Data items:
▼
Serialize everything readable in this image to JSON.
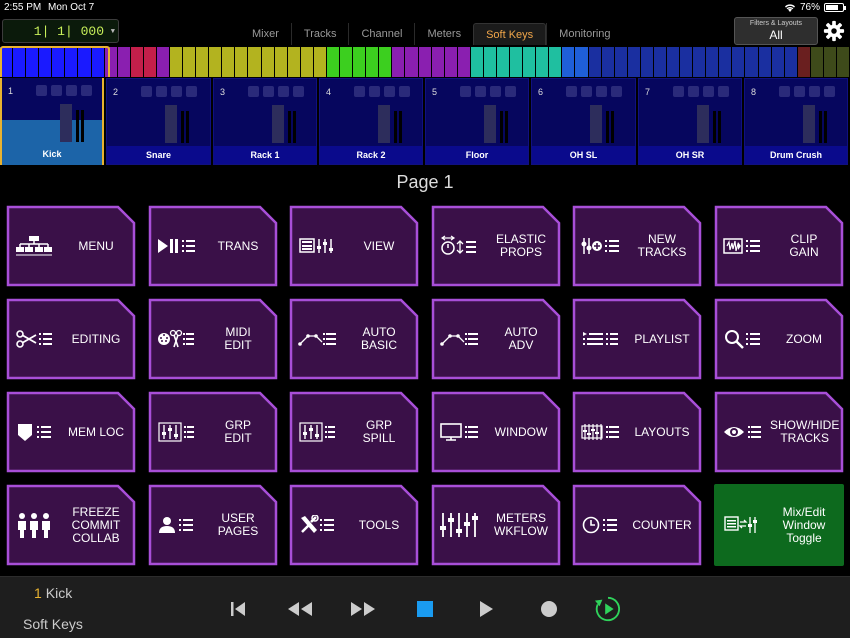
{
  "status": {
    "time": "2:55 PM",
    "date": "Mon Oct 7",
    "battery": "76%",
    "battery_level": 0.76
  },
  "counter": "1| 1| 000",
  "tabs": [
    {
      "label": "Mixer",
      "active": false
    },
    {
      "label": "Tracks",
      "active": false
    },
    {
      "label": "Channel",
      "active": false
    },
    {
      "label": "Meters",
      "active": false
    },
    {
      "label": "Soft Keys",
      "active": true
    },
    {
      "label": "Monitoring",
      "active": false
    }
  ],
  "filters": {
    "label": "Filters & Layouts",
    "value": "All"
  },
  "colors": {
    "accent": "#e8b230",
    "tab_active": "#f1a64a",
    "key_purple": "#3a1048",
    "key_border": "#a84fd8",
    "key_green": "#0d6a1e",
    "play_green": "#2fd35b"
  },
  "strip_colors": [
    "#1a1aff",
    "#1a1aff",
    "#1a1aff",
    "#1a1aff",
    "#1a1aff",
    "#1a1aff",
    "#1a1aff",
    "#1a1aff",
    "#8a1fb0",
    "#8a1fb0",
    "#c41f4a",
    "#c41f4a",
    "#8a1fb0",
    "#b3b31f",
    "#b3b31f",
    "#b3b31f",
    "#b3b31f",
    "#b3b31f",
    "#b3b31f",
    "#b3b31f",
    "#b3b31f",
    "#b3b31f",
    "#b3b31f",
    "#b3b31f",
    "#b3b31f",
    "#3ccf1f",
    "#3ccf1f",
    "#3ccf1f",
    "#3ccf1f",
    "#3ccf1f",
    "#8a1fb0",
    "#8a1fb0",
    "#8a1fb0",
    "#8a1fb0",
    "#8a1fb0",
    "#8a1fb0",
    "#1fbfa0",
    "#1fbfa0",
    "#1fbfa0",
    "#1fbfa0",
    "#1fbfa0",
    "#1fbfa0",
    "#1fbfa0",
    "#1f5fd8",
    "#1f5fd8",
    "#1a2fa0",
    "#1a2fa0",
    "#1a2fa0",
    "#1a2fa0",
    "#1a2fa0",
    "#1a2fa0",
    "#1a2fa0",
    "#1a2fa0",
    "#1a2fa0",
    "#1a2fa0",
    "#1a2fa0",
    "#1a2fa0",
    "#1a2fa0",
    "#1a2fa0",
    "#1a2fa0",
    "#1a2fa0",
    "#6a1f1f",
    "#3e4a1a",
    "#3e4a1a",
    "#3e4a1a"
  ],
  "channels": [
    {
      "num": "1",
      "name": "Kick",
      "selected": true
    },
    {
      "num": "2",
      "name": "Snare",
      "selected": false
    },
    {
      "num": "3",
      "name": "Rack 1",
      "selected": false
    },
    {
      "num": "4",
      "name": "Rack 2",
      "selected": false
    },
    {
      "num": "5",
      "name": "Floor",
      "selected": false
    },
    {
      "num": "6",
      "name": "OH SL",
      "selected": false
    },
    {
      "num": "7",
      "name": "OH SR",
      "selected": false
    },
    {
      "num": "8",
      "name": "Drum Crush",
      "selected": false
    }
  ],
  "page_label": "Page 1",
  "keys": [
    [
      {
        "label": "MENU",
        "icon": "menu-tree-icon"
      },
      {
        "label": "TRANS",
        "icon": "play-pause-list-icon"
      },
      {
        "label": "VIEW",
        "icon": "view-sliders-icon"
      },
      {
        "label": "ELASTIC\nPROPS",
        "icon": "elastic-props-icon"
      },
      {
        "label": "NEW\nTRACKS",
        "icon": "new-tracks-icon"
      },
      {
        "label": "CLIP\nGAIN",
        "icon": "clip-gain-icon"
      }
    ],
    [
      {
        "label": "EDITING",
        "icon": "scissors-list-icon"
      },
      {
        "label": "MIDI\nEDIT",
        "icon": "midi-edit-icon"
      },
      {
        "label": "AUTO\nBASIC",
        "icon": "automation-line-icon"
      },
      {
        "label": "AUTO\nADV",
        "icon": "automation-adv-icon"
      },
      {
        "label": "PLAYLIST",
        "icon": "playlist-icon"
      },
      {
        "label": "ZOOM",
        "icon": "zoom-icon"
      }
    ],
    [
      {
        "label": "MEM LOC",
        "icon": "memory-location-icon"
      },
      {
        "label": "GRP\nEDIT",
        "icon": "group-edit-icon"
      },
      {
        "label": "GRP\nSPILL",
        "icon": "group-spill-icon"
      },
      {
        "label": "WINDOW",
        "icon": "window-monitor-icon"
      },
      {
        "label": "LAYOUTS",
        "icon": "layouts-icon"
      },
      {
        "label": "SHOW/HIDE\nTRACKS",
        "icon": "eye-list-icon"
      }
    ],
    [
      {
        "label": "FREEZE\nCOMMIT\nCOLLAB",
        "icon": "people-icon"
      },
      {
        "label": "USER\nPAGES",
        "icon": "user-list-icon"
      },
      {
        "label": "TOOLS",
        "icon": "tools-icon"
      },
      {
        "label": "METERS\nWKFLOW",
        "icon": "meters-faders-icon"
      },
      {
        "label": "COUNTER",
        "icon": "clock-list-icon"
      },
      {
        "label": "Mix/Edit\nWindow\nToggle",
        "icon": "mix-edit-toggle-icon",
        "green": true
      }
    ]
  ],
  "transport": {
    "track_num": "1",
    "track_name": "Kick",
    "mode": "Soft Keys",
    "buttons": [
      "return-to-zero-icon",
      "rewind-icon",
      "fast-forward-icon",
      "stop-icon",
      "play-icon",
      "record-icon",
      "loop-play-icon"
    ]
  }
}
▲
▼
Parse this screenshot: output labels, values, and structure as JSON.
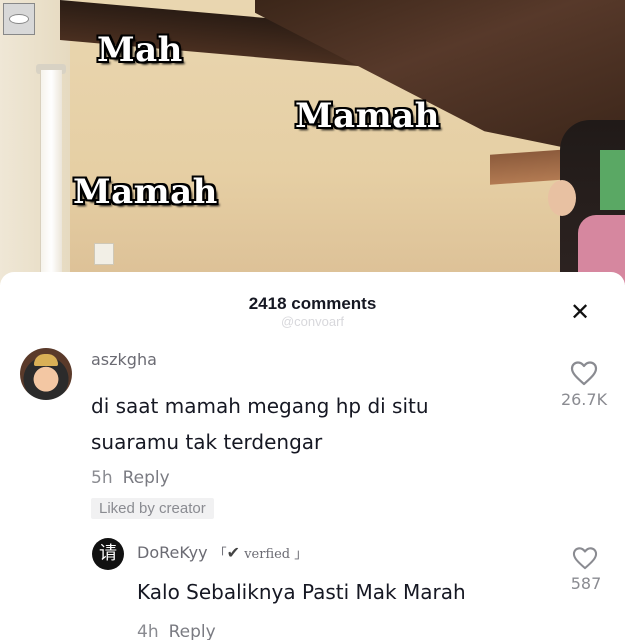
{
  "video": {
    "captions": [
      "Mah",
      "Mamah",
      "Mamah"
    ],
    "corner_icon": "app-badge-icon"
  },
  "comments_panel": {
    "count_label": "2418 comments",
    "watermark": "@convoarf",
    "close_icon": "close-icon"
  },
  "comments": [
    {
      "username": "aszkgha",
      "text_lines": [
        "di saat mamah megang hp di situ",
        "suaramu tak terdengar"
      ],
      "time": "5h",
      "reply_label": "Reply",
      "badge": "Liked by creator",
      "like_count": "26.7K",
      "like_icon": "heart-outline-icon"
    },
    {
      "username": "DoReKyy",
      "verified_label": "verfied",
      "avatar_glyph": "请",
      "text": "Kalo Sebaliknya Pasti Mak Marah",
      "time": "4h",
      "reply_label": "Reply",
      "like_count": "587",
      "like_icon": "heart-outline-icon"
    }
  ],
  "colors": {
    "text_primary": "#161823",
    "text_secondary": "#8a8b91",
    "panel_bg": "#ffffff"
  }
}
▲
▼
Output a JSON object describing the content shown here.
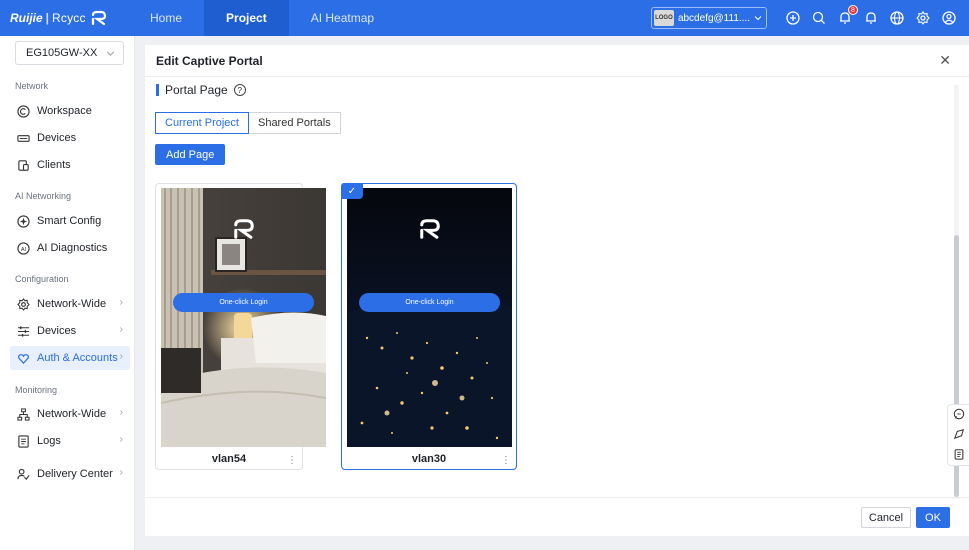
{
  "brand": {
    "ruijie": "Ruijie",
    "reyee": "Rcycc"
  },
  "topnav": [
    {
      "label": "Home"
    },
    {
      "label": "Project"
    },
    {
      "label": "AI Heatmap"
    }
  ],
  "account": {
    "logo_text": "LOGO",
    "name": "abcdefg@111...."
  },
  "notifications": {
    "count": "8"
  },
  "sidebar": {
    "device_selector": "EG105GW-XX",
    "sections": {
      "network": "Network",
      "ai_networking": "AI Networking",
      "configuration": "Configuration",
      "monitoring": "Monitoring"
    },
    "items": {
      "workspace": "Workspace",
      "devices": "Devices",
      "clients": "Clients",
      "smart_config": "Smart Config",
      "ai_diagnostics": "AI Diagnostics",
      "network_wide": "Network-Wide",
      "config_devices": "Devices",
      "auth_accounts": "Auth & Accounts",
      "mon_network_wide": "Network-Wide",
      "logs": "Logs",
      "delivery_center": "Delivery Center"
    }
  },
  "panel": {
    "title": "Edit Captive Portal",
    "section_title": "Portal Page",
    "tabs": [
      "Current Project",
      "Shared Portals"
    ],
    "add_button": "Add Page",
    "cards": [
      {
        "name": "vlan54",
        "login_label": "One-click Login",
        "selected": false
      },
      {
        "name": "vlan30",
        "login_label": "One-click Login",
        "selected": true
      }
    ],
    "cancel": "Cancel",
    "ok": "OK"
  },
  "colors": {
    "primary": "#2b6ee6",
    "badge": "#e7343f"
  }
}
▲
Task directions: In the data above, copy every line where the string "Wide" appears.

Result:
      "network_wide": "Network-Wide",
      "mon_network_wide": "Network-Wide",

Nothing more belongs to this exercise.